Is there anything more exhilarating than that “new car” smell? Even if you’ve never purchased a new car, you know what I’m talking about. One whiff of that unmistakable odor and BOOM – you want a new car.

A few weeks ago I found myself struggling with this very dilemma. My current vehicle (a 2002 Chrysler minivan) is perfectly fine, but every fiber of my being wants to upgrade. My inner car shopper wants something more stylish and sporty – something a little more “me.”

Instead of resisting the urge, I just jumped right in. I started trolling websites (AutoSmart, Consumer Reports, Auto Trader) and before I knew it, I had a shiny new car picked out. My excitement knew no bounds!

Before this shiny gem could sit in my driveway though, I’d need an auto loan. Even though rates are excellent, my excitement took a hit when I looked up what my monthly payment would be.

You see, I’ve been working on getting my finances under control. I’ve learned to budget, I’ve started saving and I’m working on paying down my debt. All of a sudden, the thought of taking on more debt was not so appealing- regardless of how badly I wanted those heated seats. 

Yes, my current vehicle is missing the luxury items I want (navigation, Bluetooth and those coveted heated seats), but I also don’t have a car payment. Not to mention my dirt-cheap insurance and my tag only costs $44 each year. 

So what’s a girl to do? How can I be financially responsible, but still have the car of my dreams? After careful consideration, I’ve decided to do the following:

  1. Postpone my car purchase for at least six months. There’s no need to rush into a large purchase.
  2. During my six-month hiatus, I’m making a car payment to myself.

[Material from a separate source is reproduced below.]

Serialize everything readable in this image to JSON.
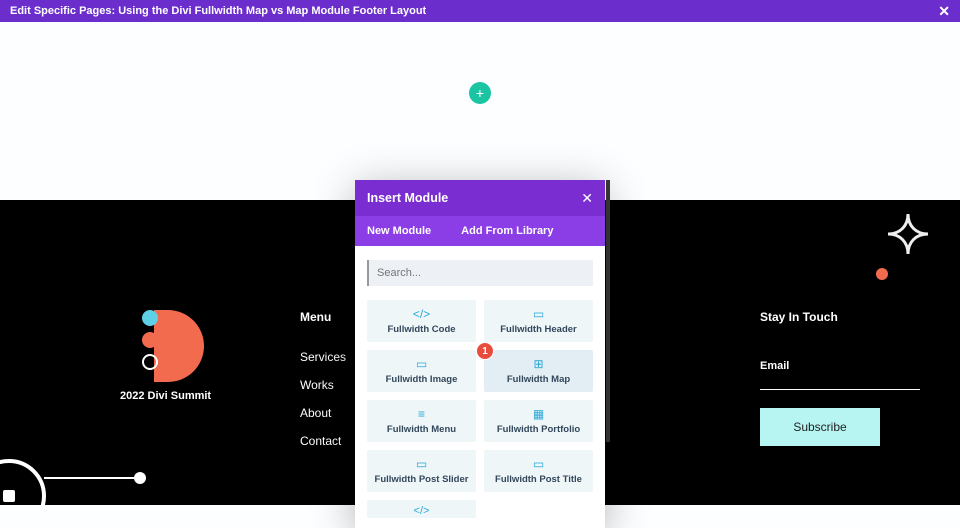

This will help me to determine if I can truly afford a monthly payment.
  3. After the six months, if I decide to move forward with my purchase, I’ll have a nice down payment with the money I’ve saved.

Regardless of what happens – current car versus new car – I know I’ve made a financially smart decision and won’t have buyer’s remorse from making an impulse decision.